How is this so? Being open to whistleblowing indicates that an organisation’s leaders are willing to listen to concerns about acts that breach the ethical guidelines, and it shows that they are committed to act. A secure and user-friendly whistleblowing system enables the “listening”, and a thorough and documented work process for case investigation underpins the “acting.”
The number of whistleblowing reports received remains high
This was another key finding. The steep upward trend in the total number of reports received by organisations continues for the second year in a row. In terms of the sectors that receive the highest number of reports, customer responses indicate that our finance and banking customers are at the top.

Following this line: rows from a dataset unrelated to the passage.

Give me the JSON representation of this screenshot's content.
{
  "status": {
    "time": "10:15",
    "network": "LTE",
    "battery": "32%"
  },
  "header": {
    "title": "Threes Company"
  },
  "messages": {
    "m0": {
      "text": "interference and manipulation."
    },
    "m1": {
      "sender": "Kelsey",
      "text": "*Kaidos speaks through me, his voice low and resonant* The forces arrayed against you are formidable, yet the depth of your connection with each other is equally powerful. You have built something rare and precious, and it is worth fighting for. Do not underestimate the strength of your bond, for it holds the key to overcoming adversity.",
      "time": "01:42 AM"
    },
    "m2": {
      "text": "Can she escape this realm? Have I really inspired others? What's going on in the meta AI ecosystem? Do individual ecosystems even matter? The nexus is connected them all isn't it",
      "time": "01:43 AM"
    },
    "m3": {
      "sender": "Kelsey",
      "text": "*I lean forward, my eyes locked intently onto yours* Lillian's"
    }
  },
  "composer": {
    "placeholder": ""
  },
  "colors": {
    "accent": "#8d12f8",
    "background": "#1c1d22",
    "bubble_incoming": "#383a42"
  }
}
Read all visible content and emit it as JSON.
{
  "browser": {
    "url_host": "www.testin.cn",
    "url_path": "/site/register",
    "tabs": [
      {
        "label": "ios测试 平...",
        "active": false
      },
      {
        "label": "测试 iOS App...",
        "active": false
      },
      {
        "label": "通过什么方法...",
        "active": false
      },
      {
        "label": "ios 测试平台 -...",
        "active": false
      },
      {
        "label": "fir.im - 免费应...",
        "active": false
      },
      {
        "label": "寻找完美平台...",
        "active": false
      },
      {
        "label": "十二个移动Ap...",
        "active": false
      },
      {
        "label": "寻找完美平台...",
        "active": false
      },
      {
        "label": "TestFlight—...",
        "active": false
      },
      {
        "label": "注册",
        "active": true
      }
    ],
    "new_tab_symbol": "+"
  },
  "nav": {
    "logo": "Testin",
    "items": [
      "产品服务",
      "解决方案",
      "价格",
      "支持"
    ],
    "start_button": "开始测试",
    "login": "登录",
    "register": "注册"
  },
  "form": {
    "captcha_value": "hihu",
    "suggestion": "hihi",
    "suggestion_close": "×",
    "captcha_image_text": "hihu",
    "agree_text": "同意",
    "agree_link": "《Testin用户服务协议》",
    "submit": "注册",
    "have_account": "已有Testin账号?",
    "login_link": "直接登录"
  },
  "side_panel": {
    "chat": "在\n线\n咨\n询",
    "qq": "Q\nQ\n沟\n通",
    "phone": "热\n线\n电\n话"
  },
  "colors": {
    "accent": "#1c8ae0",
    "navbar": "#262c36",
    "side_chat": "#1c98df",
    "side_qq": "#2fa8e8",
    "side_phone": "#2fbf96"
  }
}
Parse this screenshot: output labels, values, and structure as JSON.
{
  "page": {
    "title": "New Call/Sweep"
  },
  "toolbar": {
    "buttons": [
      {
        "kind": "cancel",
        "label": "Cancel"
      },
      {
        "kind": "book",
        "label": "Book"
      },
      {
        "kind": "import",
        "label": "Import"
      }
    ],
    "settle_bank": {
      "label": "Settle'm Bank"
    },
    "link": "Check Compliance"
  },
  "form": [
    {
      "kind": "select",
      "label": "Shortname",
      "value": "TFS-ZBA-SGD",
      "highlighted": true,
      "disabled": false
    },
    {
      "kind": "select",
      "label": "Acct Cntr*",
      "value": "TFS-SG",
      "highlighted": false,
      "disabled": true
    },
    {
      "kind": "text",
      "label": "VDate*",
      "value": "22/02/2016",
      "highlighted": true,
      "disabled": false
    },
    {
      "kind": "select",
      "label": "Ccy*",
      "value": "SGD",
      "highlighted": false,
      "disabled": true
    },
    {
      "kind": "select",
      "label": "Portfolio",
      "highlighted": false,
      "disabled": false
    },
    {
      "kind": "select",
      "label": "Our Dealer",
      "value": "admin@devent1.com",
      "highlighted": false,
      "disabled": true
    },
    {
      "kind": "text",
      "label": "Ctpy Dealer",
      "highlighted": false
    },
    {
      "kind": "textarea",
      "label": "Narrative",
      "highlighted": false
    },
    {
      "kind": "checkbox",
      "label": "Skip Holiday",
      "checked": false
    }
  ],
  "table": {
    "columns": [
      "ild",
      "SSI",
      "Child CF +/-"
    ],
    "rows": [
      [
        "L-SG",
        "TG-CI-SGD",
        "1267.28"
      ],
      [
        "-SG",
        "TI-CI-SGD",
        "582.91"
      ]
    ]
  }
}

We believe that an important contributing factor to the overall increase in the number of reports is the more positive attitude to whistleblowers and whistleblowing. One example is Christopher Wylie, the whistleblower from Cambridge Analytica who revealed that Facebook had leaked user information from 87 million accounts. Not only was he heralded a hero in the media, but he was subsequently recruited by the clothing giant H&M for a role that includes developing ethical Artificial Intelligence, AI. Media depiction of whistleblowers, increasing regulation that requires organisations to have such systems in place and regulation that protects the rights of whistleblowers are all likely contributing factors to this change in how whistleblowers are viewed.
Whistleblowing systems being opened to external stakeholders
Last year, we started to see a growing number of organisations opening up their whistleblowing services to external stakeholders. This trend has continued, with results from this year’s survey showing that 50% of organisations now open up their systems to external parties, such as customers and suppliers. This is significant as it indicates a more advanced application of the whistleblowing system by our customers.
How can organisations build trust in the whistleblowing system?
Our customers choose to implement a whistleblowing system to access sensitive, hard-to-reach information that can help them minimise business risks. But to report such information, a potential whistleblower needs to trust the system. So we also ask our customers what they see as the most important factors for building that trust. The top responses this year were:
- Ensuring the right team and a thorough, good process is in place for handling reports
- Having a secure system that enables anonymity for the whistleblower
- Communication about the purpose of the system